Deborah Wrigley
A talented reporter and writer, Deborah Wrigley has witnessed hurricanes, earthquakes, the Texas Legislature and countless other events, and lived to report about all of them.

Deborah graduated from the University of Houston with a degree from the now-prestigious English department. Although she never planned for a career in television, it came about naturally. Her father was a leading Hollywood cinematographer and her mother loved literature, so Deborah combined both backgrounds and became a broadcast news reporter.

Among her accomplishments -- winning the prestigious Headliners Award for her coverage of the Mexico City earthquake. She and her photographer were the first crew in the world to get stories out of the site of one of the world's most massive natural disasters.

She reported live from Galveston throughout the night when hurricane Alicia hit - even risking a drive off the Galveston seawall at the height of the storm to get the stories back to the station.

In between the breaking news stories that punctuate a reporter's job, Deborah focuses her interest on statewide issues and politics.

Her abiding interests include local history and anything to do with animals.

The Houston Livestock Show and Rodeo helps a lot of students raise scholarship money through its student art auction.
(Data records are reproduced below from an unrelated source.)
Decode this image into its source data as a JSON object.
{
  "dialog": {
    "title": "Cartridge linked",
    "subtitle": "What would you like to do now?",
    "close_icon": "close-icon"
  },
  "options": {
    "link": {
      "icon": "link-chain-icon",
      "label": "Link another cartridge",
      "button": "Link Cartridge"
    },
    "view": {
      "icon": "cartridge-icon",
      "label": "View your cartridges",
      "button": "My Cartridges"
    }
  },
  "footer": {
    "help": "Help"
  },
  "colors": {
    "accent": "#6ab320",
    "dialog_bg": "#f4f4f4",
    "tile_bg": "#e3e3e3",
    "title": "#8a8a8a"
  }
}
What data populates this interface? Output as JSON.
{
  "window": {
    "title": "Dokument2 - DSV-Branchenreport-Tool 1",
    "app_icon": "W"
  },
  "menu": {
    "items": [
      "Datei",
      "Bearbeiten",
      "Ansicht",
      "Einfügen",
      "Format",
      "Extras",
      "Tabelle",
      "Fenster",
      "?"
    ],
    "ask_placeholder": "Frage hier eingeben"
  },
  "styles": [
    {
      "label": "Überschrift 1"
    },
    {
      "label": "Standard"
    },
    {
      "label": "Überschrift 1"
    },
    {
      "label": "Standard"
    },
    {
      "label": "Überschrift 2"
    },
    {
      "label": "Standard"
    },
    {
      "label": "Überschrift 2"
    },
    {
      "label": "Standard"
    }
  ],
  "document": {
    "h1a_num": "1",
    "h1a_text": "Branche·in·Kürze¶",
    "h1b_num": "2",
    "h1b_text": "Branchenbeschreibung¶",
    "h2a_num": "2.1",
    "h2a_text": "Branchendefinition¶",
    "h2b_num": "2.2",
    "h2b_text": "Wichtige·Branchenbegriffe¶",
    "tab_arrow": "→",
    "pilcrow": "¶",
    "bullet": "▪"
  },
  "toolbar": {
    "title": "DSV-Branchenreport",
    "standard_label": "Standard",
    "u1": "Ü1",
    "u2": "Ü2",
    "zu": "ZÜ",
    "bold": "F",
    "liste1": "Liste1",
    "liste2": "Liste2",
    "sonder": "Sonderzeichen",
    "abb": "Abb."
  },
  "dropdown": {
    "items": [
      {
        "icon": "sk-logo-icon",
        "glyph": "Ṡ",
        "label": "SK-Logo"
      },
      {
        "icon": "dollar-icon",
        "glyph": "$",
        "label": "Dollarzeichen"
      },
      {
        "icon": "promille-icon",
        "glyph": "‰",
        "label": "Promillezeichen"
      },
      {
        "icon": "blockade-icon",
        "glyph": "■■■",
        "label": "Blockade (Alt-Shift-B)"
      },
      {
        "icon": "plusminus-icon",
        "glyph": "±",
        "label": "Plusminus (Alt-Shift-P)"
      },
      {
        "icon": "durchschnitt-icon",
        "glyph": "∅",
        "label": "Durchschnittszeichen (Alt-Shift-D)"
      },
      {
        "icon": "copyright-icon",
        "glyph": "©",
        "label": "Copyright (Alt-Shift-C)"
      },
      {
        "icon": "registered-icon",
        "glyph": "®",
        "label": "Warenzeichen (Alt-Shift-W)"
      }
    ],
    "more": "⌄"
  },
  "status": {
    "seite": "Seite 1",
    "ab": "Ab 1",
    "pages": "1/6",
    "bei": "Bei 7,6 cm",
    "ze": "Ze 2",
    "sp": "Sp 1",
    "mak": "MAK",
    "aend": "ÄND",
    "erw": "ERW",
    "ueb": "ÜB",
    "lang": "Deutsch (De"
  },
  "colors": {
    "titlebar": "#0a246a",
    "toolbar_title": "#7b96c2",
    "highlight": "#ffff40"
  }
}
A 17-year-old Splendora High School senior was poised to be one of them, or so he thought
K9 Angel Rescue has saved nearly 2000 homeless dogs, most of them from euthanasia at shelters in the past three years. Now the non-profit is about to be without its own home
Behind the bars of prison units in Texas, inmates are changing the lives of veterans one dog at a time
They're after your hard earned money. Smooth-talking scam artists using scare tactics to get their victims to empty their bank account. And one League City Woman knew exactly what to do when they gave her a call, and now she's warning you
Issac Tiharihondi walked into court in an orange jail jumpsuit, and stood silent before a judge. His only comment was when the judge asked if she had pronounced his name correctly. "Close enough," he said.